On Wednesday evening, my mackerdoodle began running a fever. She wasn’t really irritable, just listless and hot. The thermometer said 102 degrees, so I called pediatrics after hours. She wasn’t vomiting, so they said “Tylenol every 4 hours. It should run its course.”
Thursday around 3, when the fever had not, in fact, run OUT of anything, and had, if anything, deepened, I called the pediatrician. After some discussion, the nurse said “well, bring her in first thing tomorrow, and we’ll check her ears.” As an infant, and young child I had chronic ear infections because of collapsed eustachian tubes. I had tubes placed in my ears, which fixed the problem, but from the time the nurse said “check her ears. . .” I began to pray that my daughter had not inherited my defective ears.
Last night the poor little girl woke up every two hours or so crying inconsolably. I had to sit her up, rock her and then nurse her back to sleep. At each waking I murmured the prayer “Lord, please don’t let her have my ears. Please spare her my ears.”
This morning the PA did a standard exam, asked me the standard questions, then looked into the mac ears. They were fine.
“That’s great news!” I said.
The P. A. looked at my quizzically and said “Not really. We don’t know what’s causing her fever.” Oh, yeah, right. The fever.
Have you ever tried to collect a urine sample from an infant? It is no small feat! A small bag was glued to her, and I was told to “try to make her pee.”

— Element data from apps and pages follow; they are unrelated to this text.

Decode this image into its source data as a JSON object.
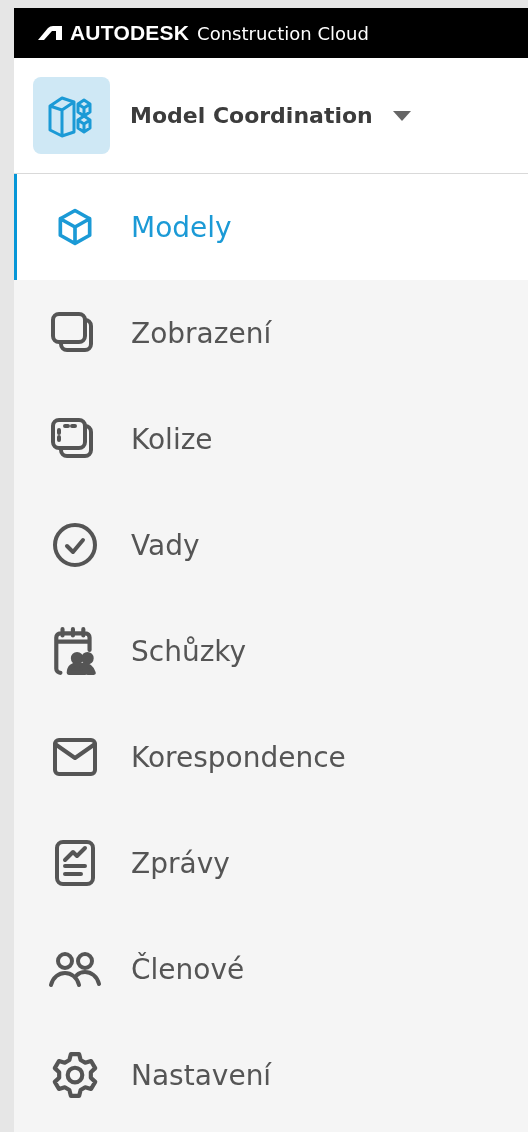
{
  "header": {
    "brand": "AUTODESK",
    "product": "Construction Cloud"
  },
  "module": {
    "title": "Model Coordination"
  },
  "nav": [
    {
      "label": "Modely",
      "selected": true
    },
    {
      "label": "Zobrazení",
      "selected": false
    },
    {
      "label": "Kolize",
      "selected": false
    },
    {
      "label": "Vady",
      "selected": false
    },
    {
      "label": "Schůzky",
      "selected": false
    },
    {
      "label": "Korespondence",
      "selected": false
    },
    {
      "label": "Zprávy",
      "selected": false
    },
    {
      "label": "Členové",
      "selected": false
    },
    {
      "label": "Nastavení",
      "selected": false
    }
  ]
}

Juice? Not interested. Nursing? No thank you – for the first time in her life. Finally, after 30 minutes, I realized that the thing guaranteed to produce urine was to stand her in the bath tub. I put her bare feet in the hand washing sink, and within minutes we had enough tinkle to diagnose a urinary tract infection.
It was at this point that God showed me how narrow my prayers had been. An ear infection would have meant a scrip for antibiotics, and out the door. A UTI meant a catheterization to collect enough urine for a culture. It means general antibiotics until the culture can diagnose what she really needs. It means a renal ultrasound next week, and possibly blood work to determine the cause of the UTI. While it is most likely that it resulted from an “intermingling” of waste in her diaper, UTIs can indicate kidney problems, blockages, and other bigger issues.
I’m trusting the Lord to handle all of those things over the next few days. I’m learning my lesson. I’m not going to try to second guess God’s plans. I’m just going to ask Him to heal and comfort my daughter.